» Required work:
Starting with the first line and ending with the last, copy the entries word for word.

Saved data entries:
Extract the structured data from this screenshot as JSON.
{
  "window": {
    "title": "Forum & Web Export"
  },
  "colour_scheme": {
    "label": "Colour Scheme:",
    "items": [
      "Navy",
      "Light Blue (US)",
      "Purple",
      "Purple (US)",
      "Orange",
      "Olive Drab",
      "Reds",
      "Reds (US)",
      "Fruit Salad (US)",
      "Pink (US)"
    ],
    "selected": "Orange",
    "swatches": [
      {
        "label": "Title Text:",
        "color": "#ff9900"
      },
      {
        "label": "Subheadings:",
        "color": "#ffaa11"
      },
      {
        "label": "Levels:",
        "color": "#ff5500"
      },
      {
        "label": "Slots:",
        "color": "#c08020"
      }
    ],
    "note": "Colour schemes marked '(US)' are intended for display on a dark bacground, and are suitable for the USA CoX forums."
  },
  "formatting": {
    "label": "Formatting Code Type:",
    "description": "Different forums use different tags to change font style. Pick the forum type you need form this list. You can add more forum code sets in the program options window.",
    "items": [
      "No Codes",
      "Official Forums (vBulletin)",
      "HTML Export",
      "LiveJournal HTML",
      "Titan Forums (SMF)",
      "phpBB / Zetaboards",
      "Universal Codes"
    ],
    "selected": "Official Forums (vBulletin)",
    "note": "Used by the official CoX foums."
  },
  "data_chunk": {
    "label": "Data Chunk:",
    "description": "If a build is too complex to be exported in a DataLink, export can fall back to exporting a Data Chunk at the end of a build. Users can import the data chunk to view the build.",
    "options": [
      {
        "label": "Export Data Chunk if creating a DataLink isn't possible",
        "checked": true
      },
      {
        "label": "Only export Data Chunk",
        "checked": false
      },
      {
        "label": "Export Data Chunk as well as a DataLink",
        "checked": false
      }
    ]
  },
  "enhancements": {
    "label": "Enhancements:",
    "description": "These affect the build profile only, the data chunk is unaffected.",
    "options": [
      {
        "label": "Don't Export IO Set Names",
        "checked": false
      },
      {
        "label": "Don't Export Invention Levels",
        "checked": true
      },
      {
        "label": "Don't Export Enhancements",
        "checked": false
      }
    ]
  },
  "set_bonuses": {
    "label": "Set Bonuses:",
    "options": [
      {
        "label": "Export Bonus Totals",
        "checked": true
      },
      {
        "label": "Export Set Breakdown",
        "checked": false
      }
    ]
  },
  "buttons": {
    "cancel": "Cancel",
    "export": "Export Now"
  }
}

» Task result:
Extract the structured data from this screenshot as JSON.
{
  "window": {
    "title": "Forum & Web Export"
  },
  "colour_scheme": {
    "label": "Colour Scheme:",
    "items": [
      "Navy",
      "Light Blue (US)",
      "Purple",
      "Purple (US)",
      "Orange",
      "Olive Drab",
      "Reds",
      "Reds (US)",
      "Fruit Salad (US)",
      "Pink (US)"
    ],
    "selected": "Orange",
    "swatches": [
      {
        "label": "Title Text:",
        "color": "#ff9900"
      },
      {
        "label": "Subheadings:",
        "color": "#ffaa11"
      },
      {
        "label": "Levels:",
        "color": "#ff5500"
      },
      {
        "label": "Slots:",
        "color": "#c08020"
      }
    ],
    "note": "Colour schemes marked '(US)' are intended for display on a dark bacground, and are suitable for the USA CoX forums."
  },
  "formatting": {
    "label": "Formatting Code Type:",
    "description": "Different forums use different tags to change font style. Pick the forum type you need form this list. You can add more forum code sets in the program options window.",
    "items": [
      "No Codes",
      "Official Forums (vBulletin)",
      "HTML Export",
      "LiveJournal HTML",
      "Titan Forums (SMF)",
      "phpBB / Zetaboards",
      "Universal Codes"
    ],
    "selected": "Official Forums (vBulletin)",
    "note": "Used by the official CoX foums."
  },
  "data_chunk": {
    "label": "Data Chunk:",
    "description": "If a build is too complex to be exported in a DataLink, export can fall back to exporting a Data Chunk at the end of a build. Users can import the data chunk to view the build.",
    "options": [
      {
        "label": "Export Data Chunk if creating a DataLink isn't possible",
        "checked": true
      },
      {
        "label": "Only export Data Chunk",
        "checked": false
      },
      {
        "label": "Export Data Chunk as well as a DataLink",
        "checked": false
      }
    ]
  },
  "enhancements": {
    "label": "Enhancements:",
    "description": "These affect the build profile only, the data chunk is unaffected.",
    "options": [
      {
        "label": "Don't Export IO Set Names",
        "checked": false
      },
      {
        "label": "Don't Export Invention Levels",
        "checked": true
      },
      {
        "label": "Don't Export Enhancements",
        "checked": false
      }
    ]
  },
  "set_bonuses": {
    "label": "Set Bonuses:",
    "options": [
      {
        "label": "Export Bonus Totals",
        "checked": true
      },
      {
        "label": "Export Set Breakdown",
        "checked": false
      }
    ]
  },
  "buttons": {
    "cancel": "Cancel",
    "export": "Export Now"
  }
}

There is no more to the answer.